4. When is the optimal timing for initiation of mild hypothermia following out-of-hospital cardiac arrest?
a. Remains undetermined
b. While performing CPR
c. In the ED
d. After ROSC but before transport
Objective 2: Describe effective prehospital cooling methods and procedures
5. What cooling strategy is the MOST practical and effective for the prehospital environment?
a. Invasive cooling catheters
b. External cooling blankets
c. Application of ice packs
d. Infusion of cold IV fluid
6. What was the mean temperature decrease in human volunteers found in 2000 by Rajek and co-authors after infusion of 40 ml/kg of 4o C normal saline solution?
7. What is the target temperature range when inducing therapeutic hypothermia?
Objective 3: Describe the benefits and harm associated with prehospital induction of therapeutic hypothermia
8. What was the reported harm associated with prehospital induction of hypothermia in the 2003 study by Bernard and co-authors?
b. Higher mortality rate
c. No reported harm
d. Increased pulmonary edema
9. What was the reported harm associated with the rapid infusion of cold saline in the 2007 study by Kim and co-authors from Seattle?
c. No reported harm
d. Oxygen desaturation
10. Which patient presentation trended toward improvement following prehospital induction of therapeutic hypothermia in the Kim and co-authors study from 2007 from Seattle?

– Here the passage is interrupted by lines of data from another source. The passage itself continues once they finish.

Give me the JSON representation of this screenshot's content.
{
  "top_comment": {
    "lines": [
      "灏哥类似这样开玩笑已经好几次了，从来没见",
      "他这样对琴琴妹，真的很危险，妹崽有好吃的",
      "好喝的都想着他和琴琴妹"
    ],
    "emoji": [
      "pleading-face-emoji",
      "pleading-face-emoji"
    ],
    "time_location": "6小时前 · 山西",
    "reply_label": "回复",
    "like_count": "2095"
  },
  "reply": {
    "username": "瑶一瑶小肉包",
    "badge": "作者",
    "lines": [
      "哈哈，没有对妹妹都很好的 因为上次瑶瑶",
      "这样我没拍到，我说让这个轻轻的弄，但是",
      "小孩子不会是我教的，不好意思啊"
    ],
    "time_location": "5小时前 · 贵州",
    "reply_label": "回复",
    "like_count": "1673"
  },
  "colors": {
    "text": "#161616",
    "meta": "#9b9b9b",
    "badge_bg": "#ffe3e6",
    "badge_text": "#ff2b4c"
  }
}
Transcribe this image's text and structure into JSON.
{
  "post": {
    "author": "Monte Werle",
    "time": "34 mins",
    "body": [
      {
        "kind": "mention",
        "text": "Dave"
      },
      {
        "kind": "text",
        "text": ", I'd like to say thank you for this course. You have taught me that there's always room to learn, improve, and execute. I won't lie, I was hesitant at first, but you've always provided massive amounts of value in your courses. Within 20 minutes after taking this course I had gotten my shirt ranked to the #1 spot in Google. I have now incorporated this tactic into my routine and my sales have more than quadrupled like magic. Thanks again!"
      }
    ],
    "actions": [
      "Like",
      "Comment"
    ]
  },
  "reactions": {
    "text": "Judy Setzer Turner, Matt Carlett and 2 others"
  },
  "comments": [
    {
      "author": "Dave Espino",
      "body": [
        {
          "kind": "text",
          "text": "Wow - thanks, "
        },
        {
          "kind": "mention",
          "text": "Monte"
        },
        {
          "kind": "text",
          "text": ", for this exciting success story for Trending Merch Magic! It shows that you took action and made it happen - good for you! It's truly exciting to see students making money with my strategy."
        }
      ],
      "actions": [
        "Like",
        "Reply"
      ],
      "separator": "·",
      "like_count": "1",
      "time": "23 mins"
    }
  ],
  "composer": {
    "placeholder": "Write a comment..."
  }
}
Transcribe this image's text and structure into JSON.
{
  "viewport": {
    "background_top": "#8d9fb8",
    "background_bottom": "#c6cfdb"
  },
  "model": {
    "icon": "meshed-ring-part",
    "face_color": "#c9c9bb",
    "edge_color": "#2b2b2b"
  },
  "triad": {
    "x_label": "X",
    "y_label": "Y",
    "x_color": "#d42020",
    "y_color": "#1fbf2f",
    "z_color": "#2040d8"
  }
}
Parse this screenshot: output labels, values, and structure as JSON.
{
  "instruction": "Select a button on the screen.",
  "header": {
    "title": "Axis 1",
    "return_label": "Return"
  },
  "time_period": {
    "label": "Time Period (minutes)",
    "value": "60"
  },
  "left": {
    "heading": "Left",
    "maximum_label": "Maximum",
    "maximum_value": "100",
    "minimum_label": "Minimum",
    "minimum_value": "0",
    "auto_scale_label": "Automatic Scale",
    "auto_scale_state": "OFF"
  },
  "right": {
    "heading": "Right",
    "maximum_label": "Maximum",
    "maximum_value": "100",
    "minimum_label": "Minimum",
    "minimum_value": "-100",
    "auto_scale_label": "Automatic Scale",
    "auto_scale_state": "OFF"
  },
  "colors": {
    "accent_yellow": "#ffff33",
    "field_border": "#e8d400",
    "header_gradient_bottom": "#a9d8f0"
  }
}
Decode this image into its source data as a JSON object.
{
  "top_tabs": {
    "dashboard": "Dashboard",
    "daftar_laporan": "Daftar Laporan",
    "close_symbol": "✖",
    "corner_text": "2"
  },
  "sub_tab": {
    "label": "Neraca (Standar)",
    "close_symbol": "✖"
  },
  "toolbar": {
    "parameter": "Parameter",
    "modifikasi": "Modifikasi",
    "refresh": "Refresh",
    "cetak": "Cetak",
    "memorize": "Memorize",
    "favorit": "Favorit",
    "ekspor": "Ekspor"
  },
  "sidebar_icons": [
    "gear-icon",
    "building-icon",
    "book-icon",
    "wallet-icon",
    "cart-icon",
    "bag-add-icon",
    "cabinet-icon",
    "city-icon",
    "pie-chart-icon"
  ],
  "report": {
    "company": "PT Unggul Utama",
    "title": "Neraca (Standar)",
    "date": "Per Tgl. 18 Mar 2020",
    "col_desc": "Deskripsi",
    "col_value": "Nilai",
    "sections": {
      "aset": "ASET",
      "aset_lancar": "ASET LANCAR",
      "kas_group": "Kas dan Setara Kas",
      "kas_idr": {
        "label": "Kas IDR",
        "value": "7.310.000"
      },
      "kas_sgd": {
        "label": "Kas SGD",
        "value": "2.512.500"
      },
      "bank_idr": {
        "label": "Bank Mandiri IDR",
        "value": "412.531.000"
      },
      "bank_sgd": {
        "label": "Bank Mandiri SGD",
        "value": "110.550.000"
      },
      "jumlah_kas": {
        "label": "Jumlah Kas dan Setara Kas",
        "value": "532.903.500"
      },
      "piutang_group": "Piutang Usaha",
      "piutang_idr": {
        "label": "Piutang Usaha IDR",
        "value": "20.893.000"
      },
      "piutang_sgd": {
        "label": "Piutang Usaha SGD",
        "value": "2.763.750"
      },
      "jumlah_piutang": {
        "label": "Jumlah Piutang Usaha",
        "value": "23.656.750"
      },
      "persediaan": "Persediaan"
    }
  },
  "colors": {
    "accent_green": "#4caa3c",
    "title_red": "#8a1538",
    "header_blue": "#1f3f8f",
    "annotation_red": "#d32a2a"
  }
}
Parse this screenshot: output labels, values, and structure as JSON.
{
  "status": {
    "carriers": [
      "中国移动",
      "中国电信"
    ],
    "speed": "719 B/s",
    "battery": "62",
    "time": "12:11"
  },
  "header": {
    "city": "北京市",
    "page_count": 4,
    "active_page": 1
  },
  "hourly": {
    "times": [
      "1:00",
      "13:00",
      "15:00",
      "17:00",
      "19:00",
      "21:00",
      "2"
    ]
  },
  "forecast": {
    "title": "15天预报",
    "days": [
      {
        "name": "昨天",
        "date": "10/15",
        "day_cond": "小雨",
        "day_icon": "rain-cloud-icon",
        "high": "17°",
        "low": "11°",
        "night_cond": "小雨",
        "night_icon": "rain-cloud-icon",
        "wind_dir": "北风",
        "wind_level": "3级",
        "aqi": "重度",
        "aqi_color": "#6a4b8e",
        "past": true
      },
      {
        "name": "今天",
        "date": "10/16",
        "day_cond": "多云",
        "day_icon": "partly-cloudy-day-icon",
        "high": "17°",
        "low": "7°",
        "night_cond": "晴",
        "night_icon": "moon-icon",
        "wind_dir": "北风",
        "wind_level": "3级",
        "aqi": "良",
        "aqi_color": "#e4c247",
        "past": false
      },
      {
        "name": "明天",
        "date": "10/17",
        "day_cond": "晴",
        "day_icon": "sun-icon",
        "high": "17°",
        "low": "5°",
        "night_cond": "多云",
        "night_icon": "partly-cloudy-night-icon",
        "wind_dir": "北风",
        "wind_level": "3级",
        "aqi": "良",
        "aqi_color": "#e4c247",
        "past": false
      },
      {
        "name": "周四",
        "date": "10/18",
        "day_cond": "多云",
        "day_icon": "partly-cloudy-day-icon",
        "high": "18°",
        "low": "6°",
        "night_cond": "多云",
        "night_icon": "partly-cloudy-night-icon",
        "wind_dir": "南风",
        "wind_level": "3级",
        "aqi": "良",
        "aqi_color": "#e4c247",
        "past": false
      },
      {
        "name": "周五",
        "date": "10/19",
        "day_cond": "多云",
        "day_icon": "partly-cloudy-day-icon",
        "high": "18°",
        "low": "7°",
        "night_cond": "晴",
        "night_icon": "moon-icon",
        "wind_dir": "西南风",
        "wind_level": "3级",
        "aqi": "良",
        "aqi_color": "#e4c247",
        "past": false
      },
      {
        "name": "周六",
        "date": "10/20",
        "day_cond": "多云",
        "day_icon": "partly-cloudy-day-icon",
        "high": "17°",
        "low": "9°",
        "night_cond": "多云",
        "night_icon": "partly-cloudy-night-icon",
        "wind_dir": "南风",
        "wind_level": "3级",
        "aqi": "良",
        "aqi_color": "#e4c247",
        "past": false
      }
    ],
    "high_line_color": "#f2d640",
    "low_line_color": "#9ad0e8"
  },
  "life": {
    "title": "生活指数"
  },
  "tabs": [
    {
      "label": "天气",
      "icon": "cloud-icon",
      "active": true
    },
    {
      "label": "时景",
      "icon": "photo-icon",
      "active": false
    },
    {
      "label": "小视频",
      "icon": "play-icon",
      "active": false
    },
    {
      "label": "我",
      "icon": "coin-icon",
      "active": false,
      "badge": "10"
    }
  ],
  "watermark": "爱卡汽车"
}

a. V fib
b. Pulseless electrical activity
11. Two drugs commonly used in the prehospital setting for paralysis of patients to minimize heat lost from shivering during therapeutic hypothermia therapy are:
a. Vecuronium and sedation with etomidate
b. Fentanyl and sedation with lidocaine
c. Calcium chloride and etonidate
d. Vecuronium and sedation with
12. Studies have shown no adverse consequences associated with in-field cooling in terms of blood pressure, heart rate, arterial oxygenation, evidence for pulmonary edema on initial chest X-ray, or re-arrest.
13. The incidence of out-of-hospital cardiac arrest ranges from what percentage of the total population per year?
14. Survival with good neurologic recovery has been reported achieved in what percentage of resuscitated patients?
15. IV fluids used in the field for therapeutic hypothermia during cardiac arrest resuscitations are generally cooled to: